By Starrla Cray
COKATO, MN Public speaking is one of America’s biggest phobias, but many students at HOPE Homeschool Co-op in Cokato are comfortable in front of a crowd.
“Anticipating the speech is hard, but then you get out there and it’s fun,” said Abigail Nelson, one of nine students in this year’s competitive speech class.
Other participants include Mason Erickson, Wesley Erickson, Cherish Jorgensen, Jewels Jorgensen, Tyi LaZarre, Mathias Lee, Aunne Nyquist, and Scott Michael Sundblad.
This year is unique, according to teacher Anna Froemming, because almost all the kids enjoy their time in the spotlight. Typically, about half of students in any given year are apprehensive.
Anna knows firsthand what it’s like to be nervous in front of a group.
“My first speech was in college, and I was terrified,” she said.
Anna couldn’t have predicted that, years later, she’d be teaching a competitive speech class and traveling to multiple states for speech and debate tournaments with her family.
Her involvement began about 16 years ago, when her family was part of a homeschool co-op in Little Falls.
“My second-oldest, Lydia, was 12 at the time,” Anna recalled.
When Lydia heard that debate was being offered, she was immediately intrigued. Anna, on the other hand, was thinking, “Are you kidding? That sounds horrible.”
During the debate meeting, Anna waited in the car with her new baby, while Lydia and her older brother, Rian, got info about the program.
“When they came out, they had purchased the book and they were all excited,” Anna recalled.
‘Theatre of the mind’
After Lydia graduated, she started teaching speech and debate at various homeschool co-ops.

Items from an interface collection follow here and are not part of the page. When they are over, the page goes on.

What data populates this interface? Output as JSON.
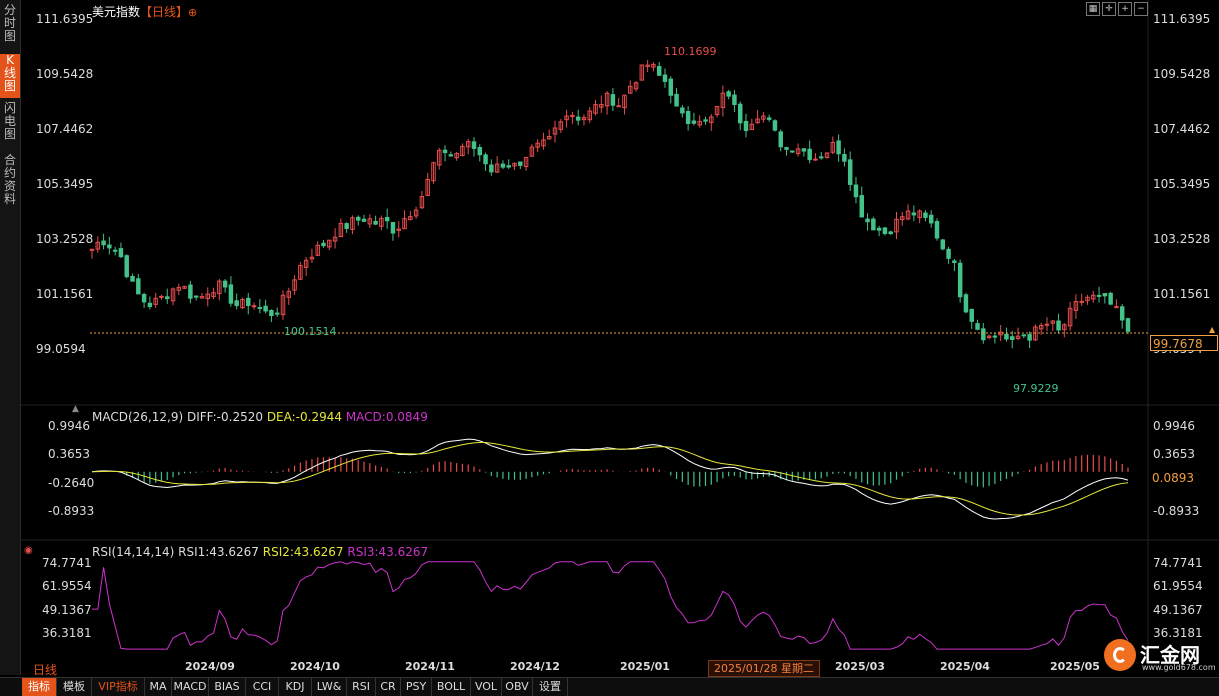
{
  "title": "美元指数",
  "period_tag": "【日线】",
  "period_tag_icon": "plus-circle-icon",
  "left_tabs": [
    {
      "label": "分时图",
      "active": false
    },
    {
      "label": "K线图",
      "active": true
    },
    {
      "label": "闪电图",
      "active": false
    },
    {
      "label": "合约资料",
      "active": false
    }
  ],
  "toolbar_buttons": [
    "grid-icon",
    "crosshair-icon",
    "zoom-in-icon",
    "zoom-out-icon"
  ],
  "price_axis": {
    "left_labels": [
      "111.6395",
      "109.5428",
      "107.4462",
      "105.3495",
      "103.2528",
      "101.1561",
      "99.0594"
    ],
    "right_labels": [
      "111.6395",
      "109.5428",
      "107.4462",
      "105.3495",
      "103.2528",
      "101.1561",
      "99.0594"
    ]
  },
  "annotations": {
    "high": "110.1699",
    "low": "97.9229",
    "mid_low": "100.1514"
  },
  "current_price": "99.7678",
  "macd": {
    "title": "MACD(26,12,9)",
    "diff_label": "DIFF:-0.2520",
    "dea_label": "DEA:-0.2944",
    "macd_label": "MACD:0.0849",
    "axis_labels": [
      "0.9946",
      "0.3653",
      "-0.2640",
      "-0.8933"
    ],
    "current": "0.0893"
  },
  "rsi": {
    "title": "RSI(14,14,14)",
    "rsi1_label": "RSI1:43.6267",
    "rsi2_label": "RSI2:43.6267",
    "rsi3_label": "RSI3:43.6267",
    "axis_labels": [
      "74.7741",
      "61.9554",
      "49.1367",
      "36.3181"
    ]
  },
  "date_axis": [
    "2024/09",
    "2024/10",
    "2024/11",
    "2024/12",
    "2025/01",
    "2025/03",
    "2025/04",
    "2025/05"
  ],
  "cursor_date": "2025/01/28 星期二",
  "period_label": "日线",
  "bottom_tabs": [
    {
      "label": "指标",
      "active": true
    },
    {
      "label": "模板"
    },
    {
      "label": "VIP指标",
      "vip": true
    },
    {
      "label": "MA"
    },
    {
      "label": "MACD"
    },
    {
      "label": "BIAS"
    },
    {
      "label": "CCI"
    },
    {
      "label": "KDJ"
    },
    {
      "label": "LW&"
    },
    {
      "label": "RSI"
    },
    {
      "label": "CR"
    },
    {
      "label": "PSY"
    },
    {
      "label": "BOLL"
    },
    {
      "label": "VOL"
    },
    {
      "label": "OBV"
    },
    {
      "label": "设置"
    }
  ],
  "logo": {
    "text": "汇金网",
    "url": "www.gold678.com"
  },
  "colors": {
    "up": "#e84d4d",
    "down": "#43c28a",
    "diff": "#ffffff",
    "dea": "#e6e63a",
    "macd": "#cc33cc",
    "rsi": "#cc33cc",
    "accent": "#e4541a",
    "price_line": "#f0a040"
  },
  "chart_data": {
    "type": "candlestick",
    "title": "美元指数",
    "y_range": [
      97.5,
      111.8
    ],
    "anchor_closes": [
      102.9,
      103.3,
      103.0,
      102.6,
      101.6,
      101.0,
      100.8,
      101.0,
      101.3,
      101.6,
      101.2,
      101.0,
      101.4,
      101.5,
      101.1,
      100.7,
      100.9,
      100.7,
      100.4,
      100.6,
      101.2,
      102.1,
      102.6,
      102.9,
      103.2,
      103.6,
      103.8,
      104.0,
      104.1,
      103.9,
      104.0,
      103.6,
      104.1,
      104.5,
      105.1,
      106.2,
      106.7,
      106.4,
      106.9,
      106.8,
      106.4,
      105.9,
      106.2,
      106.1,
      105.9,
      106.6,
      106.9,
      107.2,
      108.0,
      108.1,
      107.9,
      108.1,
      108.5,
      108.7,
      108.4,
      109.1,
      109.6,
      110.0,
      109.5,
      109.2,
      108.0,
      107.8,
      108.0,
      107.6,
      108.3,
      109.0,
      108.0,
      107.6,
      108.1,
      107.9,
      107.2,
      106.7,
      106.9,
      106.6,
      106.4,
      106.6,
      106.9,
      106.4,
      105.0,
      104.1,
      103.8,
      103.5,
      103.8,
      104.2,
      104.3,
      104.1,
      103.8,
      103.0,
      102.6,
      101.0,
      100.3,
      99.7,
      99.5,
      99.8,
      99.2,
      99.7,
      99.6,
      99.9,
      100.1,
      99.7,
      100.4,
      100.9,
      101.1,
      101.0,
      100.9,
      100.4,
      99.77
    ],
    "highs_lows": {
      "high": 110.1699,
      "low": 97.9229,
      "mid_low": 100.1514
    }
  }
}
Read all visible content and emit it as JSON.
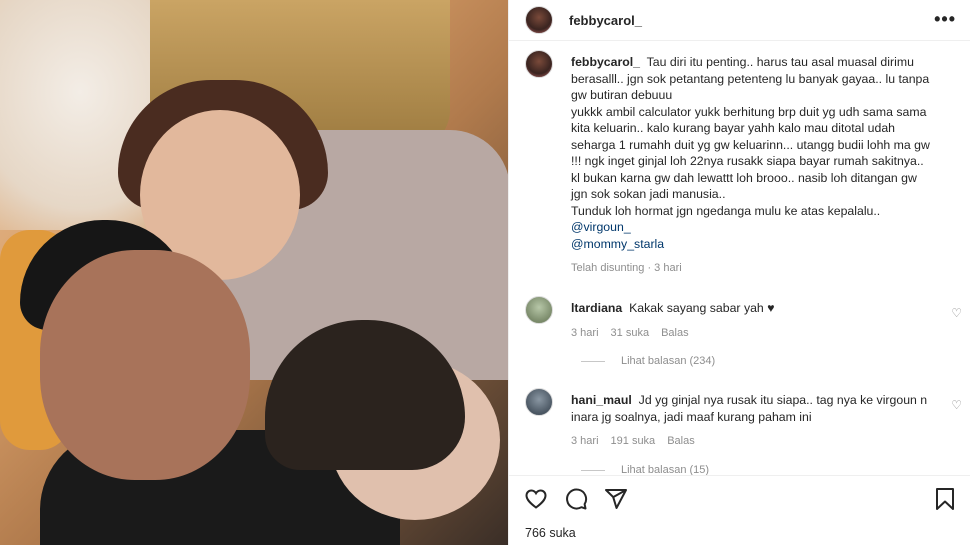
{
  "header": {
    "username": "febbycarol_",
    "more": "•••"
  },
  "caption": {
    "username": "febbycarol_",
    "text": "Tau diri itu penting.. harus tau asal muasal dirimu berasalll.. jgn sok petantang petenteng lu banyak gayaa.. lu tanpa gw butiran debuuu\nyukkk ambil calculator yukk berhitung brp duit yg udh sama sama kita keluarin.. kalo kurang bayar yahh kalo mau ditotal udah seharga 1 rumahh duit yg gw keluarinn... utangg budii lohh ma gw !!! ngk inget ginjal loh 22nya rusakk siapa bayar rumah sakitnya.. kl bukan karna gw dah lewattt loh brooo.. nasib loh ditangan gw jgn sok sokan jadi manusia..\nTunduk loh hormat jgn ngedanga mulu ke atas kepalalu..",
    "mentions": [
      "@virgoun_",
      "@mommy_starla"
    ],
    "meta": "Telah disunting · 3 hari"
  },
  "comments": [
    {
      "username": "ltardiana",
      "text": "Kakak sayang sabar yah ♥",
      "time": "3 hari",
      "likes": "31 suka",
      "reply": "Balas",
      "view_replies": "Lihat balasan (234)"
    },
    {
      "username": "hani_maul",
      "text": "Jd yg ginjal nya rusak itu siapa.. tag nya ke virgoun n inara jg soalnya, jadi maaf kurang paham ini",
      "time": "3 hari",
      "likes": "191 suka",
      "reply": "Balas",
      "view_replies": "Lihat balasan (15)"
    }
  ],
  "footer": {
    "likes": "766 suka"
  },
  "icons": {
    "like": "heart-icon",
    "comment": "comment-icon",
    "share": "share-icon",
    "save": "bookmark-icon",
    "comment_like": "heart-outline-icon"
  },
  "colors": {
    "mention": "#00376b",
    "muted": "#8e8e8e",
    "text": "#262626"
  }
}
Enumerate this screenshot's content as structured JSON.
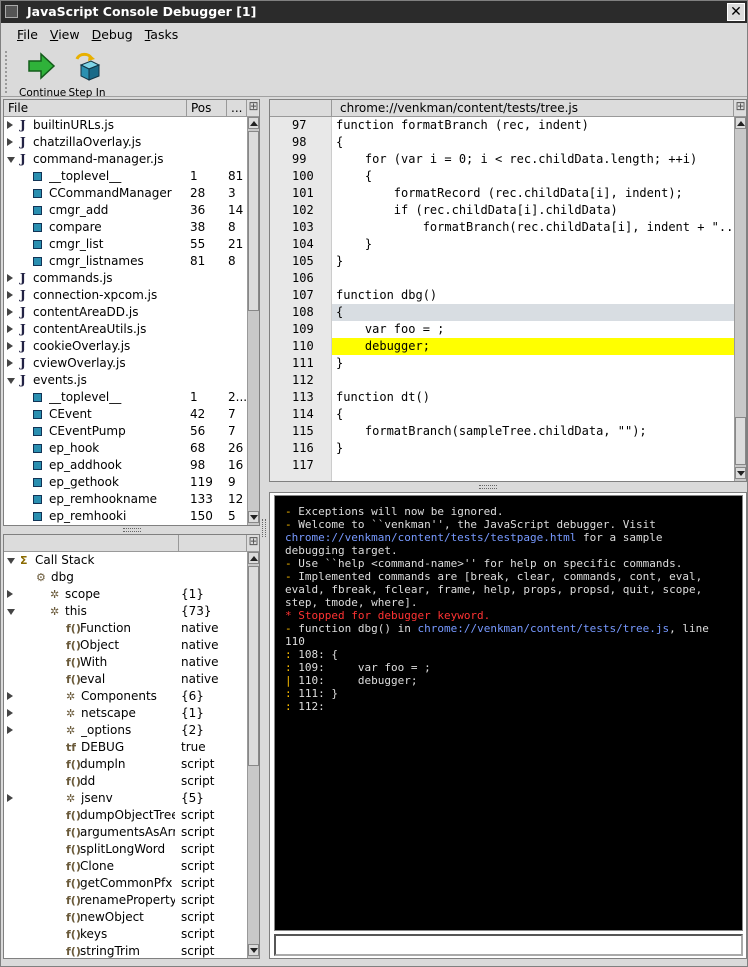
{
  "window": {
    "title": "JavaScript Console Debugger  [1]",
    "close_label": "✕"
  },
  "menu": [
    "File",
    "View",
    "Debug",
    "Tasks"
  ],
  "toolbar": {
    "continue_label": "Continue",
    "stepin_label": "Step In"
  },
  "scripts": {
    "headers": [
      "File",
      "Pos",
      "..."
    ],
    "rows": [
      {
        "kind": "file",
        "open": false,
        "name": "builtinURLs.js",
        "pos": "",
        "len": ""
      },
      {
        "kind": "file",
        "open": false,
        "name": "chatzillaOverlay.js",
        "pos": "",
        "len": ""
      },
      {
        "kind": "file",
        "open": true,
        "name": "command-manager.js",
        "pos": "",
        "len": ""
      },
      {
        "kind": "fn",
        "name": "__toplevel__",
        "pos": "1",
        "len": "81"
      },
      {
        "kind": "fn",
        "name": "CCommandManager",
        "pos": "28",
        "len": "3"
      },
      {
        "kind": "fn",
        "name": "cmgr_add",
        "pos": "36",
        "len": "14"
      },
      {
        "kind": "fn",
        "name": "compare",
        "pos": "38",
        "len": "8"
      },
      {
        "kind": "fn",
        "name": "cmgr_list",
        "pos": "55",
        "len": "21"
      },
      {
        "kind": "fn",
        "name": "cmgr_listnames",
        "pos": "81",
        "len": "8"
      },
      {
        "kind": "file",
        "open": false,
        "name": "commands.js",
        "pos": "",
        "len": ""
      },
      {
        "kind": "file",
        "open": false,
        "name": "connection-xpcom.js",
        "pos": "",
        "len": ""
      },
      {
        "kind": "file",
        "open": false,
        "name": "contentAreaDD.js",
        "pos": "",
        "len": ""
      },
      {
        "kind": "file",
        "open": false,
        "name": "contentAreaUtils.js",
        "pos": "",
        "len": ""
      },
      {
        "kind": "file",
        "open": false,
        "name": "cookieOverlay.js",
        "pos": "",
        "len": ""
      },
      {
        "kind": "file",
        "open": false,
        "name": "cviewOverlay.js",
        "pos": "",
        "len": ""
      },
      {
        "kind": "file",
        "open": true,
        "name": "events.js",
        "pos": "",
        "len": ""
      },
      {
        "kind": "fn",
        "name": "__toplevel__",
        "pos": "1",
        "len": "2..."
      },
      {
        "kind": "fn",
        "name": "CEvent",
        "pos": "42",
        "len": "7"
      },
      {
        "kind": "fn",
        "name": "CEventPump",
        "pos": "56",
        "len": "7"
      },
      {
        "kind": "fn",
        "name": "ep_hook",
        "pos": "68",
        "len": "26"
      },
      {
        "kind": "fn",
        "name": "ep_addhook",
        "pos": "98",
        "len": "16"
      },
      {
        "kind": "fn",
        "name": "ep_gethook",
        "pos": "119",
        "len": "9"
      },
      {
        "kind": "fn",
        "name": "ep_remhookname",
        "pos": "133",
        "len": "12"
      },
      {
        "kind": "fn",
        "name": "ep_remhooki",
        "pos": "150",
        "len": "5"
      }
    ]
  },
  "stack": {
    "rows": [
      {
        "indent": 0,
        "twisty": "open",
        "icon": "sigma",
        "name": "Call Stack",
        "value": ""
      },
      {
        "indent": 1,
        "twisty": "none",
        "icon": "frame",
        "name": "dbg",
        "value": ""
      },
      {
        "indent": 2,
        "twisty": "closed",
        "icon": "obj",
        "name": "scope",
        "value": "{1}"
      },
      {
        "indent": 2,
        "twisty": "open",
        "icon": "obj",
        "name": "this",
        "value": "{73}"
      },
      {
        "indent": 3,
        "twisty": "none",
        "icon": "fn",
        "name": "Function",
        "value": "native"
      },
      {
        "indent": 3,
        "twisty": "none",
        "icon": "fn",
        "name": "Object",
        "value": "native"
      },
      {
        "indent": 3,
        "twisty": "none",
        "icon": "fn",
        "name": "With",
        "value": "native"
      },
      {
        "indent": 3,
        "twisty": "none",
        "icon": "fn",
        "name": "eval",
        "value": "native"
      },
      {
        "indent": 3,
        "twisty": "closed",
        "icon": "obj",
        "name": "Components",
        "value": "{6}"
      },
      {
        "indent": 3,
        "twisty": "closed",
        "icon": "obj",
        "name": "netscape",
        "value": "{1}"
      },
      {
        "indent": 3,
        "twisty": "closed",
        "icon": "obj",
        "name": "_options",
        "value": "{2}"
      },
      {
        "indent": 3,
        "twisty": "none",
        "icon": "bool",
        "name": "DEBUG",
        "value": "true"
      },
      {
        "indent": 3,
        "twisty": "none",
        "icon": "fn",
        "name": "dumpln",
        "value": "script"
      },
      {
        "indent": 3,
        "twisty": "none",
        "icon": "fn",
        "name": "dd",
        "value": "script"
      },
      {
        "indent": 3,
        "twisty": "closed",
        "icon": "obj",
        "name": "jsenv",
        "value": "{5}"
      },
      {
        "indent": 3,
        "twisty": "none",
        "icon": "fn",
        "name": "dumpObjectTree",
        "value": "script"
      },
      {
        "indent": 3,
        "twisty": "none",
        "icon": "fn",
        "name": "argumentsAsArr...",
        "value": "script"
      },
      {
        "indent": 3,
        "twisty": "none",
        "icon": "fn",
        "name": "splitLongWord",
        "value": "script"
      },
      {
        "indent": 3,
        "twisty": "none",
        "icon": "fn",
        "name": "Clone",
        "value": "script"
      },
      {
        "indent": 3,
        "twisty": "none",
        "icon": "fn",
        "name": "getCommonPfx",
        "value": "script"
      },
      {
        "indent": 3,
        "twisty": "none",
        "icon": "fn",
        "name": "renameProperty",
        "value": "script"
      },
      {
        "indent": 3,
        "twisty": "none",
        "icon": "fn",
        "name": "newObject",
        "value": "script"
      },
      {
        "indent": 3,
        "twisty": "none",
        "icon": "fn",
        "name": "keys",
        "value": "script"
      },
      {
        "indent": 3,
        "twisty": "none",
        "icon": "fn",
        "name": "stringTrim",
        "value": "script"
      }
    ]
  },
  "source": {
    "tab_url": "chrome://venkman/content/tests/tree.js",
    "lines": [
      {
        "n": "97",
        "code": "function formatBranch (rec, indent)",
        "hl": ""
      },
      {
        "n": "98",
        "code": "{",
        "hl": ""
      },
      {
        "n": "99",
        "code": "    for (var i = 0; i < rec.childData.length; ++i)",
        "hl": ""
      },
      {
        "n": "100",
        "code": "    {",
        "hl": ""
      },
      {
        "n": "101",
        "code": "        formatRecord (rec.childData[i], indent);",
        "hl": ""
      },
      {
        "n": "102",
        "code": "        if (rec.childData[i].childData)",
        "hl": ""
      },
      {
        "n": "103",
        "code": "            formatBranch(rec.childData[i], indent + \"...",
        "hl": ""
      },
      {
        "n": "104",
        "code": "    }",
        "hl": ""
      },
      {
        "n": "105",
        "code": "}",
        "hl": ""
      },
      {
        "n": "106",
        "code": "",
        "hl": ""
      },
      {
        "n": "107",
        "code": "function dbg()",
        "hl": ""
      },
      {
        "n": "108",
        "code": "{",
        "hl": "gray"
      },
      {
        "n": "109",
        "code": "    var foo = ;",
        "hl": ""
      },
      {
        "n": "110",
        "code": "    debugger;",
        "hl": "yellow"
      },
      {
        "n": "111",
        "code": "}",
        "hl": ""
      },
      {
        "n": "112",
        "code": "",
        "hl": ""
      },
      {
        "n": "113",
        "code": "function dt()",
        "hl": ""
      },
      {
        "n": "114",
        "code": "{",
        "hl": ""
      },
      {
        "n": "115",
        "code": "    formatBranch(sampleTree.childData, \"\");",
        "hl": ""
      },
      {
        "n": "116",
        "code": "}",
        "hl": ""
      },
      {
        "n": "117",
        "code": "",
        "hl": ""
      }
    ]
  },
  "console": {
    "lines": [
      [
        {
          "t": "- ",
          "s": "b"
        },
        {
          "t": "Exceptions will now be ignored.",
          "s": ""
        }
      ],
      [
        {
          "t": "- ",
          "s": "b"
        },
        {
          "t": "Welcome to ``venkman'', the JavaScript debugger. Visit",
          "s": ""
        }
      ],
      [
        {
          "t": "chrome://venkman/content/tests/testpage.html",
          "s": "link"
        },
        {
          "t": " for a sample",
          "s": ""
        }
      ],
      [
        {
          "t": "debugging target.",
          "s": ""
        }
      ],
      [
        {
          "t": "- ",
          "s": "b"
        },
        {
          "t": "Use ``help <command-name>'' for help on specific commands.",
          "s": ""
        }
      ],
      [
        {
          "t": "- ",
          "s": "b"
        },
        {
          "t": "Implemented commands are [break, clear, commands, cont, eval,",
          "s": ""
        }
      ],
      [
        {
          "t": "evald, fbreak, fclear, frame, help, props, propsd, quit, scope,",
          "s": ""
        }
      ],
      [
        {
          "t": "step, tmode, where].",
          "s": ""
        }
      ],
      [
        {
          "t": "* ",
          "s": "red"
        },
        {
          "t": "Stopped for debugger keyword.",
          "s": "red"
        }
      ],
      [
        {
          "t": "- ",
          "s": "b"
        },
        {
          "t": "function dbg() in ",
          "s": ""
        },
        {
          "t": "chrome://venkman/content/tests/tree.js",
          "s": "link"
        },
        {
          "t": ", line",
          "s": ""
        }
      ],
      [
        {
          "t": "110",
          "s": ""
        }
      ],
      [
        {
          "t": ": ",
          "s": "b"
        },
        {
          "t": "108: {",
          "s": ""
        }
      ],
      [
        {
          "t": ": ",
          "s": "b"
        },
        {
          "t": "109:     var foo = ;",
          "s": ""
        }
      ],
      [
        {
          "t": "| ",
          "s": "b"
        },
        {
          "t": "110:     debugger;",
          "s": ""
        }
      ],
      [
        {
          "t": ": ",
          "s": "b"
        },
        {
          "t": "111: }",
          "s": ""
        }
      ],
      [
        {
          "t": ": ",
          "s": "b"
        },
        {
          "t": "112:",
          "s": ""
        }
      ]
    ]
  },
  "colors": {
    "highlight_line": "#ffff00",
    "current_line": "#d8dde2",
    "console_bg": "#000000",
    "link": "#7799ff",
    "error": "#ff3333",
    "bullet": "#ffc000"
  }
}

Then, as Lydia became busy with young children, Anna used the curriculum to teach a class in Litchfield for one year.
“Someone found out, and asked if I’d be interested in teaching at HOPE Homeschool,” Anna said.
HOPE Homeschool meets every other Friday in Cokato, and consists of homeschool students from several communities. (Anna and her husband, Scott, currently live in Eden Valley.)
Anna’s class uses the guidelines of the National Christian Forensics and Communications Association (NCFCA), which equips students to think critically, and then articulate those thoughts.
Anna aims for a “fun and relaxed environment,” and uses games to help students feel more at ease. For one activity, three students each draw a “person, place, or thing” from a stack of cards. They then have one minute to confer before creating a scene together in front of class. Students from the audience then try to guess the words on the cards.
“Their final consists of an 8- to 10-minute memorized speech given at a mock tournament in front of a judge pool,” Anna said.
She noted that speech has been called the “theatre of the mind” because presenters engage their audience without the use of costumes or props.
If a child doesn’t participate in competitive speech, Anna encourages parents to find other ways for them to practice being in front of people.
All eight of Anna’s children (Rian, Lydia, Joseph, Mitchel, Ruth, Faith, Elsie, and Carl) have been involved in either speech or debate through the years.
While being interviewed for this article, she and her youngest two children were on their way to a speech tournament in Omaha, NE. Elsie and Carl both wrote speeches for the “originals” category, and had speeches prepared for the “open” category. They also performed a duo based on John Grisham’s book, “Skipping Christmas.”
In addition to providing practice and feedback, speech tournaments are a fun way to meet new people. The Froemmings often stay with host families, which makes the trips more affordable and enjoyable.
“We have friends all over the place,” Anna said.